During a commemorative event at Fort St Elmo, President Vella stated that the servicemen who lost their lives in HMS Urge underwent the extreme sacrifice to fulfil their oaths of allegiance to the military and naval responsibilities they subscribed to on joining the service.
The President said that, “As a country, whose defence these brave young men were determined to uphold, we think it is more than fit and proper that we set up this memorial for their memory, so they not be forgotten.” President Vella also said that it is now known where the submarine lies – which was lost on the 27th of April 1942, and as well as the names of all the brave young men who lie in this watery grave.
President Vella saluted the memory of the crew of HMS Urge and, through them, also the memory of the many others that lie in their as yet unmarked watery graves, somewhere on the bottom of the sea, where they gave their lives so that we could live.

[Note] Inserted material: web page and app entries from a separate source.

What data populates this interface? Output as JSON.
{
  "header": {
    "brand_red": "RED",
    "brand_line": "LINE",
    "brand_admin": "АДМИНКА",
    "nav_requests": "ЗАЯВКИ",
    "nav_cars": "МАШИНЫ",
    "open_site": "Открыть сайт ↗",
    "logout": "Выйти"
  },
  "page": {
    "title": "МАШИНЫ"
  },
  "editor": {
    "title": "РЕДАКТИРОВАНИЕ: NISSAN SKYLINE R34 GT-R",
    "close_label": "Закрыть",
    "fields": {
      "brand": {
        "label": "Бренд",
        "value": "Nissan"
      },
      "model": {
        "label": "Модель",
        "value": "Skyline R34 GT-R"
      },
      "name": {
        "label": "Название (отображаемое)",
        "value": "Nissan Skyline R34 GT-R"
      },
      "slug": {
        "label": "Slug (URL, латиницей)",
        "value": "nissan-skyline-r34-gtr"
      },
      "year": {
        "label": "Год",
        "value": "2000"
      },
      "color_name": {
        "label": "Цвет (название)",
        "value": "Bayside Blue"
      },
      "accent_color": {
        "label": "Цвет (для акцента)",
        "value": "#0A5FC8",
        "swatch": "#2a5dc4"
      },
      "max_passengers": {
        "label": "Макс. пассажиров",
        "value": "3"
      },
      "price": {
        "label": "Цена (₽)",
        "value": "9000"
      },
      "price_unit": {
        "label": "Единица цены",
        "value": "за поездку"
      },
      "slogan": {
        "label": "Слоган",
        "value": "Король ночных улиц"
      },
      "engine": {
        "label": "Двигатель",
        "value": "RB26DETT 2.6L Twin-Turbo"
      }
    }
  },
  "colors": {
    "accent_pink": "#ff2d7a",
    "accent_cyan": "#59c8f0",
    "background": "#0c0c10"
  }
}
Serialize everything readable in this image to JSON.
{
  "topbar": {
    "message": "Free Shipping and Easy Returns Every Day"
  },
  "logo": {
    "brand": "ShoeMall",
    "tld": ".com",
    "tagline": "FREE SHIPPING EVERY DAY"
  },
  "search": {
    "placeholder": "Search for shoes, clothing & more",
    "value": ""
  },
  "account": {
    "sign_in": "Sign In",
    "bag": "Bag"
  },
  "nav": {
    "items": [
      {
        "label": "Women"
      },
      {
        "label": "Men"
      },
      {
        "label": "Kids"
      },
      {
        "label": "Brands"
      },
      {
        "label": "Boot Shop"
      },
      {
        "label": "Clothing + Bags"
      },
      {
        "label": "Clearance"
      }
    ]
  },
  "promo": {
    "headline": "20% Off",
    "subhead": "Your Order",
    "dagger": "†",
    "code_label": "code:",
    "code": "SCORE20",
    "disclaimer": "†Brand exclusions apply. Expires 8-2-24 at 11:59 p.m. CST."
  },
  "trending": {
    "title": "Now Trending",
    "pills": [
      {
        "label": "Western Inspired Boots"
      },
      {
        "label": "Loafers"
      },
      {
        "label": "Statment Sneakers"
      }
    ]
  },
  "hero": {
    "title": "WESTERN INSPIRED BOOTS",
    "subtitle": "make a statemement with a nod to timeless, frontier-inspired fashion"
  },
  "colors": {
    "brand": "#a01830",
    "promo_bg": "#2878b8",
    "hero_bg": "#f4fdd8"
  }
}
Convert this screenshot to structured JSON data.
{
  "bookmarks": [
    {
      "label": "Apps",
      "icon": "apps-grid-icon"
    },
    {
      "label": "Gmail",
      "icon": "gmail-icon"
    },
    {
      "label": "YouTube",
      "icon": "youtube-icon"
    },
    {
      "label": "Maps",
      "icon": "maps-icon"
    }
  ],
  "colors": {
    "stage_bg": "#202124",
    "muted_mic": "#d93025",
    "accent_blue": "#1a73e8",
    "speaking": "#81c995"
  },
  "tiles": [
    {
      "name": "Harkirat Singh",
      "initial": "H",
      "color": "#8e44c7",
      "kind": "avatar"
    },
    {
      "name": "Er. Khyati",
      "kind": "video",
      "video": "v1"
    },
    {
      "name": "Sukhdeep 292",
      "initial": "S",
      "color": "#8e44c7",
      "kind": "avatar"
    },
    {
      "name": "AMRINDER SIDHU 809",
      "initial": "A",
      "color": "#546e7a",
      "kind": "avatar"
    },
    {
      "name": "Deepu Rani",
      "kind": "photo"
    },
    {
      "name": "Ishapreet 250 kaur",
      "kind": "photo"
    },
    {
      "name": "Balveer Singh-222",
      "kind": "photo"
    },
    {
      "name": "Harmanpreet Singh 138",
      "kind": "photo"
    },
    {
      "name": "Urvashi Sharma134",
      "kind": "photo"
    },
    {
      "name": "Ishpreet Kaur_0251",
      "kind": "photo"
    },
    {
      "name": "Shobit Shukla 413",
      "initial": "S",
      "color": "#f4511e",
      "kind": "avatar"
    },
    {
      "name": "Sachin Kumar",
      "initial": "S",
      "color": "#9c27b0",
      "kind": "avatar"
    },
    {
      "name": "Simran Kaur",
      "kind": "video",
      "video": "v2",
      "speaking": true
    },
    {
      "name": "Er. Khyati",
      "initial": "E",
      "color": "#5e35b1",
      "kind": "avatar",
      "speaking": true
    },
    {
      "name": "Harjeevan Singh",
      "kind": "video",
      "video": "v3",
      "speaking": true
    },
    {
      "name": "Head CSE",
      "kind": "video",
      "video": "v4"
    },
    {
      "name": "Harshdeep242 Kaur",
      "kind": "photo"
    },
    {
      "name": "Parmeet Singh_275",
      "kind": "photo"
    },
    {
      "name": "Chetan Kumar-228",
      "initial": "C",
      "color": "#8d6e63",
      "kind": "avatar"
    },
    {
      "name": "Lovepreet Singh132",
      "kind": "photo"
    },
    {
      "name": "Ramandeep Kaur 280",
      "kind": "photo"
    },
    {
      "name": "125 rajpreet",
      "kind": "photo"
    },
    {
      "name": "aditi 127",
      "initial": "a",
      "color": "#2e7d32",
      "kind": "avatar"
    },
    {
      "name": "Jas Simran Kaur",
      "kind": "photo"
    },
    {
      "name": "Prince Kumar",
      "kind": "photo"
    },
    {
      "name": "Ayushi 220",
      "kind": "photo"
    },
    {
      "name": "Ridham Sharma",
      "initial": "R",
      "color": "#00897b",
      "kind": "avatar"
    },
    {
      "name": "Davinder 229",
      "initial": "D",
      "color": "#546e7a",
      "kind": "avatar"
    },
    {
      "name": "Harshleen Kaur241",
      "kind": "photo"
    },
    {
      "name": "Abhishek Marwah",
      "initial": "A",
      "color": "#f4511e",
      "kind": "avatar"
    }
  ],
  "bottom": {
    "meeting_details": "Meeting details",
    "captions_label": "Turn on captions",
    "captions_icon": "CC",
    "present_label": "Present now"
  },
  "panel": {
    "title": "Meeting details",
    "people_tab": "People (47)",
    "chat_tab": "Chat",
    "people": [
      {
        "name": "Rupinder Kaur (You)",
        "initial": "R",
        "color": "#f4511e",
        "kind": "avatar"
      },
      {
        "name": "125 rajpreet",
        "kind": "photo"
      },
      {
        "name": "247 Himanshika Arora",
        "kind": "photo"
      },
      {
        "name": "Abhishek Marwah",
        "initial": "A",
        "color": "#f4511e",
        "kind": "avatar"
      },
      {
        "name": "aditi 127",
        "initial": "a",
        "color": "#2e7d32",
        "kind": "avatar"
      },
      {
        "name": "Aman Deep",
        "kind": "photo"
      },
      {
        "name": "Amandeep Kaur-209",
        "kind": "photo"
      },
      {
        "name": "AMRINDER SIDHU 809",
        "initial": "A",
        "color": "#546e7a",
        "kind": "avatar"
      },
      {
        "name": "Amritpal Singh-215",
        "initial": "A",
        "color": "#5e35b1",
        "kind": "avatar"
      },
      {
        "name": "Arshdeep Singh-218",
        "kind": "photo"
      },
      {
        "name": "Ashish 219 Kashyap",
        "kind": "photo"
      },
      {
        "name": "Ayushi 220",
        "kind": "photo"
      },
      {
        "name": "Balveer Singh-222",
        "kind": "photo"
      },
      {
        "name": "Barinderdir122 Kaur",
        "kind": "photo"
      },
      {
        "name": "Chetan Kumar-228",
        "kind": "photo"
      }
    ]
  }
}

British High Commissioner Katherine Ward stated that this commemoration highlights the strong and enduring links between the United Kingdom and Malta. Whilst expressing her hope that the monument will forever bear testimony to the crew, she stated that the sacrifices of these men, along with so many others, should remind us not just of the tragedy of war but of the value of freedom, and the triumph of peace.
Minister for the National Heritage, the Arts and Local Government Owen Bonnici said that the commemoration of the 80th anniversary of this tragedy is a fitting tribute to the memory of those who lost their lives. “Let us not forget our past, and in doing so, let us honour the efforts of these young men who sacrificed their lives for our nation in the Second World War”, he said.
Anthony Scicluna, Chairman of Heritage Malta, said that the monument will long bear testimony to the selflessness and bravery of HMS Urge’s crew. He said that the unveiling ceremony has presented a unique opportunity to showcase Malta’s historical beauty and well-known hospitality, and expressed hope that such positive outcomes will always stand out in sharp contrast to the bleakness of war.
The wreck of the Royal Navy submarine HMS Urge and the last resting place of its crew were discovered during a remote sensing survey conducted off the coast of Valletta in 2019. A Heritage Malta and University of Malta dive team, led by Professor Timothy Gambin, descended to the seabed two years later and conclusively identified the wreck as HMS Urge.